--- Try it ---
Pull from the data below each line where the word "Windows" occurs, and copy it.

═══ Data for this exercise

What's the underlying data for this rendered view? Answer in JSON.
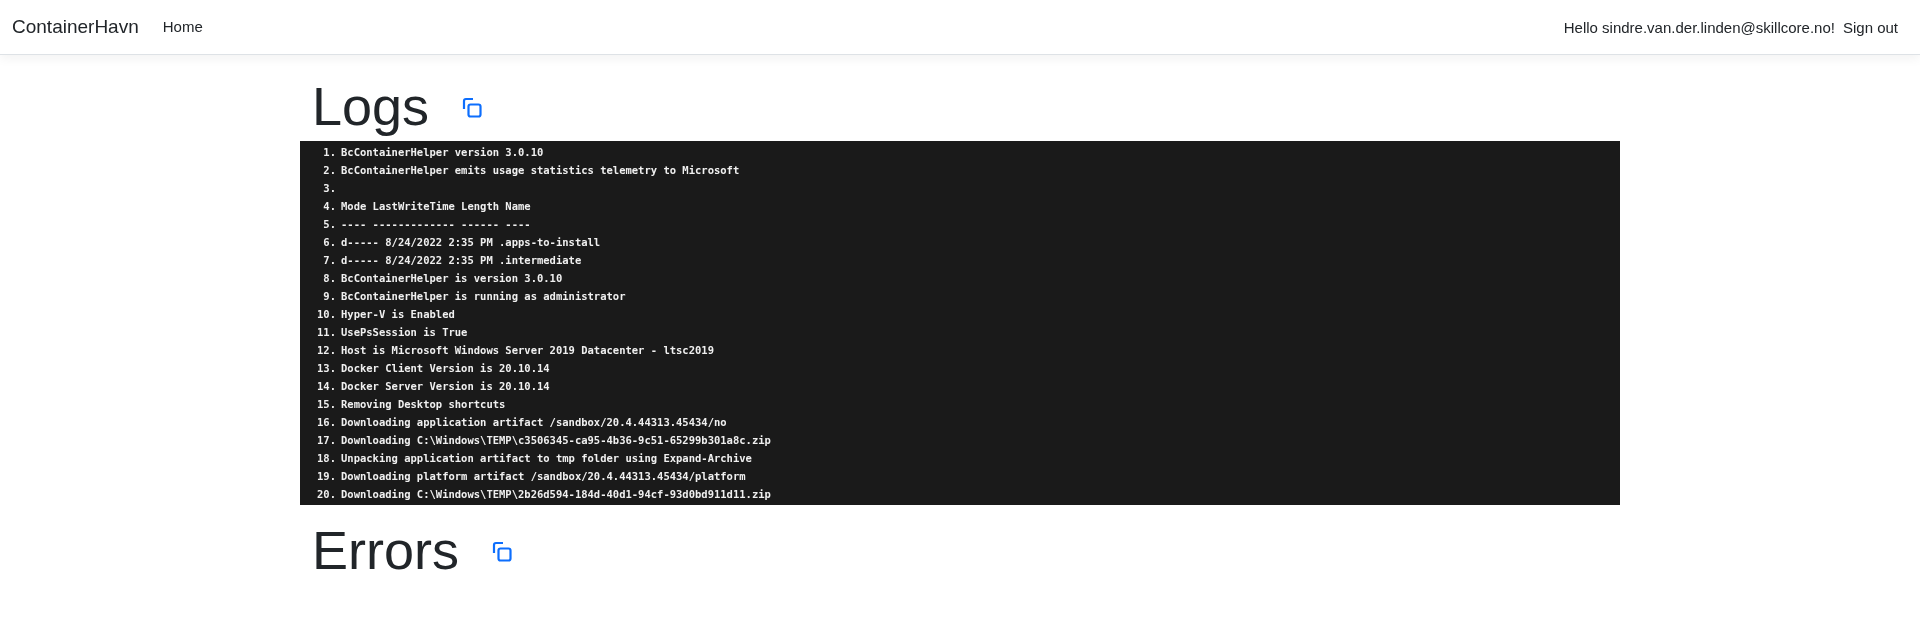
{
  "navbar": {
    "brand": "ContainerHavn",
    "links": [
      {
        "label": "Home"
      }
    ],
    "greeting": "Hello sindre.van.der.linden@skillcore.no!",
    "sign_out": "Sign out"
  },
  "sections": [
    {
      "title": "Logs",
      "lines": [
        {
          "number": "1.",
          "text": "BcContainerHelper version 3.0.10"
        },
        {
          "number": "2.",
          "text": "BcContainerHelper emits usage statistics telemetry to Microsoft"
        },
        {
          "number": "3."
        },
        {
          "number": "4.",
          "text": "Mode LastWriteTime Length Name"
        },
        {
          "number": "5.",
          "text": "---- ------------- ------ ----"
        },
        {
          "number": "6.",
          "text": "d----- 8/24/2022 2:35 PM .apps-to-install"
        },
        {
          "number": "7.",
          "text": "d----- 8/24/2022 2:35 PM .intermediate"
        },
        {
          "number": "8.",
          "text": "BcContainerHelper is version 3.0.10"
        },
        {
          "number": "9.",
          "text": "BcContainerHelper is running as administrator"
        },
        {
          "number": "10.",
          "text": "Hyper-V is Enabled"
        },
        {
          "number": "11.",
          "text": "UsePsSession is True"
        },
        {
          "number": "12.",
          "text": "Host is Microsoft Windows Server 2019 Datacenter - ltsc2019"
        },
        {
          "number": "13.",
          "text": "Docker Client Version is 20.10.14"
        },
        {
          "number": "14.",
          "text": "Docker Server Version is 20.10.14"
        },
        {
          "number": "15.",
          "text": "Removing Desktop shortcuts"
        },
        {
          "number": "16.",
          "text": "Downloading application artifact /sandbox/20.4.44313.45434/no"
        },
        {
          "number": "17.",
          "text": "Downloading C:\\Windows\\TEMP\\c3506345-ca95-4b36-9c51-65299b301a8c.zip"
        },
        {
          "number": "18.",
          "text": "Unpacking application artifact to tmp folder using Expand-Archive"
        },
        {
          "number": "19.",
          "text": "Downloading platform artifact /sandbox/20.4.44313.45434/platform"
        },
        {
          "number": "20.",
          "text": "Downloading C:\\Windows\\TEMP\\2b26d594-184d-40d1-94cf-93d0bd911d11.zip"
        }
      ]
    },
    {
      "title": "Errors"
    }
  ]
}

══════

--- Written solution ---
          "text": "Host is Microsoft Windows Server 2019 Datacenter - ltsc2019"
          "text": "Downloading C:\\Windows\\TEMP\\c3506345-ca95-4b36-9c51-65299b301a8c.zip"
          "text": "Downloading C:\\Windows\\TEMP\\2b26d594-184d-40d1-94cf-93d0bd911d11.zip"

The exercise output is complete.